With current solar technology, the maximum on-site solar energy production for a densely located major teaching, research and patient care institution, like Washington University, may be less than 10%, assuming the current level of energy use. In addition to adding more solar panels, the percentage of energy provided by solar can increase through reducing overall energy use through energy conservation projects. Washington University has a long track record and aggressive plan for reducing energy consumption through projects such as lighting retrofits, replacing old boilers and chillers with state-of-the art equipment, optimizing operations and engaging our community members to adopt energy conserving behaviors. Energy is not an all-or-nothing proposition. Grid electricity in Missouri and throughout the US is created through a mixture of sources, including coal combustion, natural gas combustion, nuclear, wind, hydroelectric and solar. Increases in both customer-owned and utility-owned renewable energy systems will result in decreased emissions of greenhouse gases and other pollutants.
How were the sites selected?
A series of factors were evaluated during the site selection process including roof size, roof age, shading and building energy usage. One of the required factors was the presence of a dedicated utility account. A key piece of the project financing, the solar rebate administered by the electrical utility Ameren Missouri, was tied to each utility account and limited to $50,000 per account regardless of whether the account serves a single home, a small business or a campus. The Danforth Campus, consisting of over 60 major buildings, is serviced by a single Ameren account, significantly limiting the opportunity for inclusion of Danforth sites. Similar limitations applied at the School of Medicine.
Why are the projects in increments of 25 kilowatts?
Each account within Ameren Missouri’s territory was eligible to receive $2/watt of installed solar, up to a total of 25,000 watts or $50,000 of rebate per account. As a result, many Ameren customers, including Washington University, developed 25 kw projects, where possible, to access the available funding. A few WashU project sites, including North Campus, had multiple utility accounts, resulting in 50 kw or 75 kw arrays.
What partners were involved in the projects?
The solar projects were developed in partnership with Microgrid Solar and U.S. Bank (454 kw), Brightergy (75 kw), and StraightUp Solar (18 kw). Solar rebates from Ameren Missouri were an important component of the project financing. Installation was performed by electrical contractors Aschinger Electric, Kaemmerlen Electric, AVCO Electrical Services and Schaeffer Electric.

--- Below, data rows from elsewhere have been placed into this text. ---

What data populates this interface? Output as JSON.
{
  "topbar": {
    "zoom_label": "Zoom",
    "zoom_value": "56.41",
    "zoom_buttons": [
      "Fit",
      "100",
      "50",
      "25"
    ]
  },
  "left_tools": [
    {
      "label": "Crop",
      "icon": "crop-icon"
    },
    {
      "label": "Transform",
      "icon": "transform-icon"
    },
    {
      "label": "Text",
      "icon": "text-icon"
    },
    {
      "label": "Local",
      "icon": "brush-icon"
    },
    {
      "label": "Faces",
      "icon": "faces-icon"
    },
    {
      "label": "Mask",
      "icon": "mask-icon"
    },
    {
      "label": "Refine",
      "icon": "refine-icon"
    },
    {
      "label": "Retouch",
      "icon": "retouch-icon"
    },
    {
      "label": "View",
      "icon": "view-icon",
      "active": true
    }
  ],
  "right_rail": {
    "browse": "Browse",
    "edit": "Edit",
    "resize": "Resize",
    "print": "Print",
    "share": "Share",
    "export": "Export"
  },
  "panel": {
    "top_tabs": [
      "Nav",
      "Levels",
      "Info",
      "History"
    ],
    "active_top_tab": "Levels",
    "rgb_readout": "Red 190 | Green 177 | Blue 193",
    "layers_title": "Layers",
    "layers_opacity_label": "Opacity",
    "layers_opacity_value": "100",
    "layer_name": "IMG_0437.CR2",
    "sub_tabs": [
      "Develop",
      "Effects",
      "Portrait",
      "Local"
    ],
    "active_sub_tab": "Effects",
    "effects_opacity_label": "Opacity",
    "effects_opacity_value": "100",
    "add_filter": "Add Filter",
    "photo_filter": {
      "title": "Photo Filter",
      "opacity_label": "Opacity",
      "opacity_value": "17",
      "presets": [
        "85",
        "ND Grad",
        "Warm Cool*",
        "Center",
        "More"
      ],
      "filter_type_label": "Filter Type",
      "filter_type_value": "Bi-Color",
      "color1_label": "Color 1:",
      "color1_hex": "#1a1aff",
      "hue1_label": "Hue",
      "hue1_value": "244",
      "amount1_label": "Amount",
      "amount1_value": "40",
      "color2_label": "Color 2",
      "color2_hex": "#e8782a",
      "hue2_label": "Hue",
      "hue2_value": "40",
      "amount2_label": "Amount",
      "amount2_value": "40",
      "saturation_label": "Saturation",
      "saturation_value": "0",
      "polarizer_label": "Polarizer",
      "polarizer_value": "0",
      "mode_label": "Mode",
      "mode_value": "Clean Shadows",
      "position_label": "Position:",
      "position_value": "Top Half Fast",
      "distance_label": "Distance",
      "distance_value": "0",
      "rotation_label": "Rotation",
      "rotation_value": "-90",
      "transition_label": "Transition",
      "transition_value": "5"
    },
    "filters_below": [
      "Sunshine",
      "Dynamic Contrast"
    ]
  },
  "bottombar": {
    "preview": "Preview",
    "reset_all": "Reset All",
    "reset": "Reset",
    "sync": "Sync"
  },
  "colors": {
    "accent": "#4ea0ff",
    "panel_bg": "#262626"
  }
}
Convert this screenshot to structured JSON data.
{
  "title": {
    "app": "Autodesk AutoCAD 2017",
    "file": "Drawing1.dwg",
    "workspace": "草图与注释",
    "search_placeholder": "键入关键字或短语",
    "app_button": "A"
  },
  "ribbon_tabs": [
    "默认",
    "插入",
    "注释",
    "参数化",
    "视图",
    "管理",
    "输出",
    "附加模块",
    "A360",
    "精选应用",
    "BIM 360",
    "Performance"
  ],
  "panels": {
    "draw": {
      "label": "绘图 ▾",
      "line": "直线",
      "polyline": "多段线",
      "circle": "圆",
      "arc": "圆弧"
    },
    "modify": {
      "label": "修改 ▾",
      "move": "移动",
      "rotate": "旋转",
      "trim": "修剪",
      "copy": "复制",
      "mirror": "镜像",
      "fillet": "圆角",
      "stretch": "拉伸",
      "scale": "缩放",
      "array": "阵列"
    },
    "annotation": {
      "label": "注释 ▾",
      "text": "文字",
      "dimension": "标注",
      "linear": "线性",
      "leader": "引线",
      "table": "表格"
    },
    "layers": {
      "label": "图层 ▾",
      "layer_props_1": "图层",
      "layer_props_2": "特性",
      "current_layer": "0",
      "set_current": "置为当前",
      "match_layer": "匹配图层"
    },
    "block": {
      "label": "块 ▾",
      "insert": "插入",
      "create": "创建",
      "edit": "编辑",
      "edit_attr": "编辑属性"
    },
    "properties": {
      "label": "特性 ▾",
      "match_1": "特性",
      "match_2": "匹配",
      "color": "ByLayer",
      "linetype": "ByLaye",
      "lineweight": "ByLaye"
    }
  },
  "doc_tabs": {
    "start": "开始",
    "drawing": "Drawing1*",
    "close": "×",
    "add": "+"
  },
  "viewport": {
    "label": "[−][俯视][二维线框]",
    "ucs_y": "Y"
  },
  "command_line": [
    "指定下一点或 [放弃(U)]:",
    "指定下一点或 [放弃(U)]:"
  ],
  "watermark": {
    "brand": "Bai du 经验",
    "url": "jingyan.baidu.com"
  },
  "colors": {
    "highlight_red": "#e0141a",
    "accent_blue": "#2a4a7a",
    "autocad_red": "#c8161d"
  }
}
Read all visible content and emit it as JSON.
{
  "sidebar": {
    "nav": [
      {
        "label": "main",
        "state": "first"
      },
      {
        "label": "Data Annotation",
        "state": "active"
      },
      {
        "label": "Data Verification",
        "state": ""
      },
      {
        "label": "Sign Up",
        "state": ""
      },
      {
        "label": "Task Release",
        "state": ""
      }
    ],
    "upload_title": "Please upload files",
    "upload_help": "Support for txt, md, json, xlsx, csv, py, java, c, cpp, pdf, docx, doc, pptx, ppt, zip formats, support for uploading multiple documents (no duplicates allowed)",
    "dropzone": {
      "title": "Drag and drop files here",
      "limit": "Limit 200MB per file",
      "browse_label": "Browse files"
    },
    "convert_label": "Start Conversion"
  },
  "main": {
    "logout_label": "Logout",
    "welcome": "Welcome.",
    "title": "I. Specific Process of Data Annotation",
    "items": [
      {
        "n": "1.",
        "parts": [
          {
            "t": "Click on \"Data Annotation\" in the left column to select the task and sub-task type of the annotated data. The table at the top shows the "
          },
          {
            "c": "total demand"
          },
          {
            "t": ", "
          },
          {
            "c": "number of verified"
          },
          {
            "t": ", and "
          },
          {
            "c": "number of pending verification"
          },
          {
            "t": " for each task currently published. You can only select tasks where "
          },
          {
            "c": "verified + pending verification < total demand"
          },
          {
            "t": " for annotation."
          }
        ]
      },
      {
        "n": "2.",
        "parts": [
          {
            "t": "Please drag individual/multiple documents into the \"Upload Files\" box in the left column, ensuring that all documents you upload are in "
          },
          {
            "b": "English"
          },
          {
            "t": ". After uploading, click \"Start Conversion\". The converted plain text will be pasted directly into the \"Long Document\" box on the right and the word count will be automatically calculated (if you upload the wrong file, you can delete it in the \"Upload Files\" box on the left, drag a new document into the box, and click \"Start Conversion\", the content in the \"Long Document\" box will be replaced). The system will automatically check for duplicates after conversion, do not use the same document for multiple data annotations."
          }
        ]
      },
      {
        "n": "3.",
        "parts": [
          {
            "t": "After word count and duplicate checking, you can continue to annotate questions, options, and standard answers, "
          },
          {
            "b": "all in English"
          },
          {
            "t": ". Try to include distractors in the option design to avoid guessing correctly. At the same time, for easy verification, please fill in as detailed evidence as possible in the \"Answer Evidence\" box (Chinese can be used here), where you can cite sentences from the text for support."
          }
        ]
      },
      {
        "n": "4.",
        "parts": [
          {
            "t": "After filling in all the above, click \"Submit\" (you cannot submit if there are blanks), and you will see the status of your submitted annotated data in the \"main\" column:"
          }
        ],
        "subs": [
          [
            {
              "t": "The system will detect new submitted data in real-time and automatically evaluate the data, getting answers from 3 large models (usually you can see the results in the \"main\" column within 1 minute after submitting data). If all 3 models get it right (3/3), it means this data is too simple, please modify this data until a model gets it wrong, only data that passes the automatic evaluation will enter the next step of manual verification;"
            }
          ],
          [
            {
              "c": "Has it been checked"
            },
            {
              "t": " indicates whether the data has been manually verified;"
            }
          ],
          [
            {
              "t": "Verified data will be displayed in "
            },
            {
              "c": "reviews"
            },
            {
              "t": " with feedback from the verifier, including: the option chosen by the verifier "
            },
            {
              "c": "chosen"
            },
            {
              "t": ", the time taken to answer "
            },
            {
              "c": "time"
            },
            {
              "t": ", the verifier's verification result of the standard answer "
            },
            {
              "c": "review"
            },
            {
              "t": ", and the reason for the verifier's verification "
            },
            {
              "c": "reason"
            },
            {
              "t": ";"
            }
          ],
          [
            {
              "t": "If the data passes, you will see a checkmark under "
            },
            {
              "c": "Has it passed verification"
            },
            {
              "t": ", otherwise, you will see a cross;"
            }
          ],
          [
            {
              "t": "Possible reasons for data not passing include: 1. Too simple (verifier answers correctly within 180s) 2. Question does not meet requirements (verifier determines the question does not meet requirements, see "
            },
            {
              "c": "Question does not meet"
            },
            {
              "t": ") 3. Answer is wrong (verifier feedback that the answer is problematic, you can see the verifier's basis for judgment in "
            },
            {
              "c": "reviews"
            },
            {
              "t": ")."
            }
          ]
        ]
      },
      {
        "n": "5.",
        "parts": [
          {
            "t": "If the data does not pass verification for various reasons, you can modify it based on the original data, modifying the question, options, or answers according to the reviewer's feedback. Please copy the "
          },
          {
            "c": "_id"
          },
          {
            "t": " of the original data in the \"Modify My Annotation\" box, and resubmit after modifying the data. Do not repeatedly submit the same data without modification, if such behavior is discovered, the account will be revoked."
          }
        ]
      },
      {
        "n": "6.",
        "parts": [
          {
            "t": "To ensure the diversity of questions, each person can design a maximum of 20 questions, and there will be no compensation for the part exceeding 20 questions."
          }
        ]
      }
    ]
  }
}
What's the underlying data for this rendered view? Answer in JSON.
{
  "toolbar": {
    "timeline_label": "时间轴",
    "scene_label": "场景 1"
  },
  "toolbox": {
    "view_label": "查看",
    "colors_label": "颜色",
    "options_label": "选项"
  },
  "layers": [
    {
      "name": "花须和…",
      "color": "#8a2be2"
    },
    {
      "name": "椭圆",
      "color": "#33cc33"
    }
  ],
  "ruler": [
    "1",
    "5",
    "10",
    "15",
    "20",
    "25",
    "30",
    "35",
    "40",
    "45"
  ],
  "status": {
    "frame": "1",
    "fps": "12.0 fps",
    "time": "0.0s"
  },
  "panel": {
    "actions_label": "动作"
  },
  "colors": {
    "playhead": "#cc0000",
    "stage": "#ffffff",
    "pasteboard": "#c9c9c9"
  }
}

How were the projects structured?
Most of the solar projects were developed as solar leases. The companies own, install and maintain the arrays for the duration of the lease, with minimal up-front cost to the university. The lease structure is a common financing tool that non-profit organizations use to access federal renewable energy tax credits. Throughout Missouri, many K-12 school districts and other non-profit organizations have used this structure to finance solar projects.